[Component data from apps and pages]

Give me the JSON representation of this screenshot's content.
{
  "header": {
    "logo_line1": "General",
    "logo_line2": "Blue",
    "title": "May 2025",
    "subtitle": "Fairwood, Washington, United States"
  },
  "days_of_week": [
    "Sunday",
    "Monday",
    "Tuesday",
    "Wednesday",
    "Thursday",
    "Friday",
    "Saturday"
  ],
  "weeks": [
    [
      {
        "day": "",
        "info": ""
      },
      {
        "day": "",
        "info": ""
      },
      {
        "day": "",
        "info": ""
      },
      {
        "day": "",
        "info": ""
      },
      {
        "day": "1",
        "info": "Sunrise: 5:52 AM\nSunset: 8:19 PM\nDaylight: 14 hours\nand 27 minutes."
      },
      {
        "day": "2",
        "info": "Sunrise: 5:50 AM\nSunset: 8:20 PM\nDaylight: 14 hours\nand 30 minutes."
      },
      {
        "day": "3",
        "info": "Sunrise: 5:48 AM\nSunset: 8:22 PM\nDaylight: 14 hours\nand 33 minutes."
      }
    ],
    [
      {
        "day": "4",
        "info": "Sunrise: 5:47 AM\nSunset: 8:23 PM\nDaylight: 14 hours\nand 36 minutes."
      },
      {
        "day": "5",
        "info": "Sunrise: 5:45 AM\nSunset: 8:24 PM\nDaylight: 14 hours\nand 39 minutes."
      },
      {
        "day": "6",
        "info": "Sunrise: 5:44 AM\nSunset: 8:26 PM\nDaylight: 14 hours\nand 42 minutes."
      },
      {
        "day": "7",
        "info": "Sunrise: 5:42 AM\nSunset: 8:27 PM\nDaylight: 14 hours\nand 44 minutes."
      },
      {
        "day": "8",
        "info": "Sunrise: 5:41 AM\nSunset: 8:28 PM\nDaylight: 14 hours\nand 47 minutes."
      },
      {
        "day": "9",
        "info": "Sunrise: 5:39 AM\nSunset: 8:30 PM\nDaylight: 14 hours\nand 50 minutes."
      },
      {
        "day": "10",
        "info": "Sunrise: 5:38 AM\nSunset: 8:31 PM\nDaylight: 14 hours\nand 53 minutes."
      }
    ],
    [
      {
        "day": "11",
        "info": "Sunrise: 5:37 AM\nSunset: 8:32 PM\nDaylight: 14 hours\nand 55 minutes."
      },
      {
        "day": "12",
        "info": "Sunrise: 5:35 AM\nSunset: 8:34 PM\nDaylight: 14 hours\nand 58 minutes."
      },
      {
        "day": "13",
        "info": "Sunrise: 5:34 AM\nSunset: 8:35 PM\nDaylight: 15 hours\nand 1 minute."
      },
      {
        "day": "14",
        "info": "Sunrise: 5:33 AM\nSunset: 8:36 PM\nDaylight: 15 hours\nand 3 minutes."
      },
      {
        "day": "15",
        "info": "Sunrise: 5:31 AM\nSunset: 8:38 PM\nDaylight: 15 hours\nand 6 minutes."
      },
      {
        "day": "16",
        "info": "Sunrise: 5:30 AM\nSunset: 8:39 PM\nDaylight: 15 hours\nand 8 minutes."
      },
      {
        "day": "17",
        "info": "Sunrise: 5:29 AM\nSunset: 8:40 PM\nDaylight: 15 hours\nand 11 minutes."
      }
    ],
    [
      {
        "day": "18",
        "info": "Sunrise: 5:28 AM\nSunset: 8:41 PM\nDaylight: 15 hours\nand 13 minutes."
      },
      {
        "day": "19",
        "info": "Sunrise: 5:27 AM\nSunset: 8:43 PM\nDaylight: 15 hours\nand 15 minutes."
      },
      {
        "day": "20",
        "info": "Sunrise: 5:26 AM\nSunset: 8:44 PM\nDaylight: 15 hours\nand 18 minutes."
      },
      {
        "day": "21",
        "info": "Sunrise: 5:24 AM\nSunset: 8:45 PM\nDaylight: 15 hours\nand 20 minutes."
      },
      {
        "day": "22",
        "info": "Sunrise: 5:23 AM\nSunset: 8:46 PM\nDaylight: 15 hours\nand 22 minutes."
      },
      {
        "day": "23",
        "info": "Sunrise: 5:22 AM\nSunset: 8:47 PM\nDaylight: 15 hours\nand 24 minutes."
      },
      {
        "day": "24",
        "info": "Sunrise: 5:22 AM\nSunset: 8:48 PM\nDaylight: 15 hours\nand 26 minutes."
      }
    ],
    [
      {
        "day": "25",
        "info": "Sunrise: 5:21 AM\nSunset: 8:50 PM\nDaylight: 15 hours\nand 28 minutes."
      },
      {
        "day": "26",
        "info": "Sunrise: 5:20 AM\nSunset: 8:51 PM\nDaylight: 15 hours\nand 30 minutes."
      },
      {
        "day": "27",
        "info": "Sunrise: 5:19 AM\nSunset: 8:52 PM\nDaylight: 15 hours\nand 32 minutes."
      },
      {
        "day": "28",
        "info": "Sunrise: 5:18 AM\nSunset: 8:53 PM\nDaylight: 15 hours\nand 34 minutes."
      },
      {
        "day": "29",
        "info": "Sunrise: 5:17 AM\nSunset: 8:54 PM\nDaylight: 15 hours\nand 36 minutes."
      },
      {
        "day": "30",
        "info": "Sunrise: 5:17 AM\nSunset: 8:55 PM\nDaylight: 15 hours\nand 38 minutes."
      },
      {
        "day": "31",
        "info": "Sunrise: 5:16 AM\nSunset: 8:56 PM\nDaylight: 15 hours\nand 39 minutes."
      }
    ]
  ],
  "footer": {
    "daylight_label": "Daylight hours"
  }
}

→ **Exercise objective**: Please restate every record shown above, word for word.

→ **Solution for this exercise**:
Give me the JSON representation of this screenshot's content.
{
  "header": {
    "logo_line1": "General",
    "logo_line2": "Blue",
    "title": "May 2025",
    "subtitle": "Fairwood, Washington, United States"
  },
  "days_of_week": [
    "Sunday",
    "Monday",
    "Tuesday",
    "Wednesday",
    "Thursday",
    "Friday",
    "Saturday"
  ],
  "weeks": [
    [
      {
        "day": "",
        "info": ""
      },
      {
        "day": "",
        "info": ""
      },
      {
        "day": "",
        "info": ""
      },
      {
        "day": "",
        "info": ""
      },
      {
        "day": "1",
        "info": "Sunrise: 5:52 AM\nSunset: 8:19 PM\nDaylight: 14 hours\nand 27 minutes."
      },
      {
        "day": "2",
        "info": "Sunrise: 5:50 AM\nSunset: 8:20 PM\nDaylight: 14 hours\nand 30 minutes."
      },
      {
        "day": "3",
        "info": "Sunrise: 5:48 AM\nSunset: 8:22 PM\nDaylight: 14 hours\nand 33 minutes."
      }
    ],
    [
      {
        "day": "4",
        "info": "Sunrise: 5:47 AM\nSunset: 8:23 PM\nDaylight: 14 hours\nand 36 minutes."
      },
      {
        "day": "5",
        "info": "Sunrise: 5:45 AM\nSunset: 8:24 PM\nDaylight: 14 hours\nand 39 minutes."
      },
      {
        "day": "6",
        "info": "Sunrise: 5:44 AM\nSunset: 8:26 PM\nDaylight: 14 hours\nand 42 minutes."
      },
      {
        "day": "7",
        "info": "Sunrise: 5:42 AM\nSunset: 8:27 PM\nDaylight: 14 hours\nand 44 minutes."
      },
      {
        "day": "8",
        "info": "Sunrise: 5:41 AM\nSunset: 8:28 PM\nDaylight: 14 hours\nand 47 minutes."
      },
      {
        "day": "9",
        "info": "Sunrise: 5:39 AM\nSunset: 8:30 PM\nDaylight: 14 hours\nand 50 minutes."
      },
      {
        "day": "10",
        "info": "Sunrise: 5:38 AM\nSunset: 8:31 PM\nDaylight: 14 hours\nand 53 minutes."
      }
    ],
    [
      {
        "day": "11",
        "info": "Sunrise: 5:37 AM\nSunset: 8:32 PM\nDaylight: 14 hours\nand 55 minutes."
      },
      {
        "day": "12",
        "info": "Sunrise: 5:35 AM\nSunset: 8:34 PM\nDaylight: 14 hours\nand 58 minutes."
      },
      {
        "day": "13",
        "info": "Sunrise: 5:34 AM\nSunset: 8:35 PM\nDaylight: 15 hours\nand 1 minute."
      },
      {
        "day": "14",
        "info": "Sunrise: 5:33 AM\nSunset: 8:36 PM\nDaylight: 15 hours\nand 3 minutes."
      },
      {
        "day": "15",
        "info": "Sunrise: 5:31 AM\nSunset: 8:38 PM\nDaylight: 15 hours\nand 6 minutes."
      },
      {
        "day": "16",
        "info": "Sunrise: 5:30 AM\nSunset: 8:39 PM\nDaylight: 15 hours\nand 8 minutes."
      },
      {
        "day": "17",
        "info": "Sunrise: 5:29 AM\nSunset: 8:40 PM\nDaylight: 15 hours\nand 11 minutes."
      }
    ],
    [
      {
        "day": "18",
        "info": "Sunrise: 5:28 AM\nSunset: 8:41 PM\nDaylight: 15 hours\nand 13 minutes."
      },
      {
        "day": "19",
        "info": "Sunrise: 5:27 AM\nSunset: 8:43 PM\nDaylight: 15 hours\nand 15 minutes."
      },
      {
        "day": "20",
        "info": "Sunrise: 5:26 AM\nSunset: 8:44 PM\nDaylight: 15 hours\nand 18 minutes."
      },
      {
        "day": "21",
        "info": "Sunrise: 5:24 AM\nSunset: 8:45 PM\nDaylight: 15 hours\nand 20 minutes."
      },
      {
        "day": "22",
        "info": "Sunrise: 5:23 AM\nSunset: 8:46 PM\nDaylight: 15 hours\nand 22 minutes."
      },
      {
        "day": "23",
        "info": "Sunrise: 5:22 AM\nSunset: 8:47 PM\nDaylight: 15 hours\nand 24 minutes."
      },
      {
        "day": "24",
        "info": "Sunrise: 5:22 AM\nSunset: 8:48 PM\nDaylight: 15 hours\nand 26 minutes."
      }
    ],
    [
      {
        "day": "25",
        "info": "Sunrise: 5:21 AM\nSunset: 8:50 PM\nDaylight: 15 hours\nand 28 minutes."
      },
      {
        "day": "26",
        "info": "Sunrise: 5:20 AM\nSunset: 8:51 PM\nDaylight: 15 hours\nand 30 minutes."
      },
      {
        "day": "27",
        "info": "Sunrise: 5:19 AM\nSunset: 8:52 PM\nDaylight: 15 hours\nand 32 minutes."
      },
      {
        "day": "28",
        "info": "Sunrise: 5:18 AM\nSunset: 8:53 PM\nDaylight: 15 hours\nand 34 minutes."
      },
      {
        "day": "29",
        "info": "Sunrise: 5:17 AM\nSunset: 8:54 PM\nDaylight: 15 hours\nand 36 minutes."
      },
      {
        "day": "30",
        "info": "Sunrise: 5:17 AM\nSunset: 8:55 PM\nDaylight: 15 hours\nand 38 minutes."
      },
      {
        "day": "31",
        "info": "Sunrise: 5:16 AM\nSunset: 8:56 PM\nDaylight: 15 hours\nand 39 minutes."
      }
    ]
  ],
  "footer": {
    "daylight_label": "Daylight hours"
  }
}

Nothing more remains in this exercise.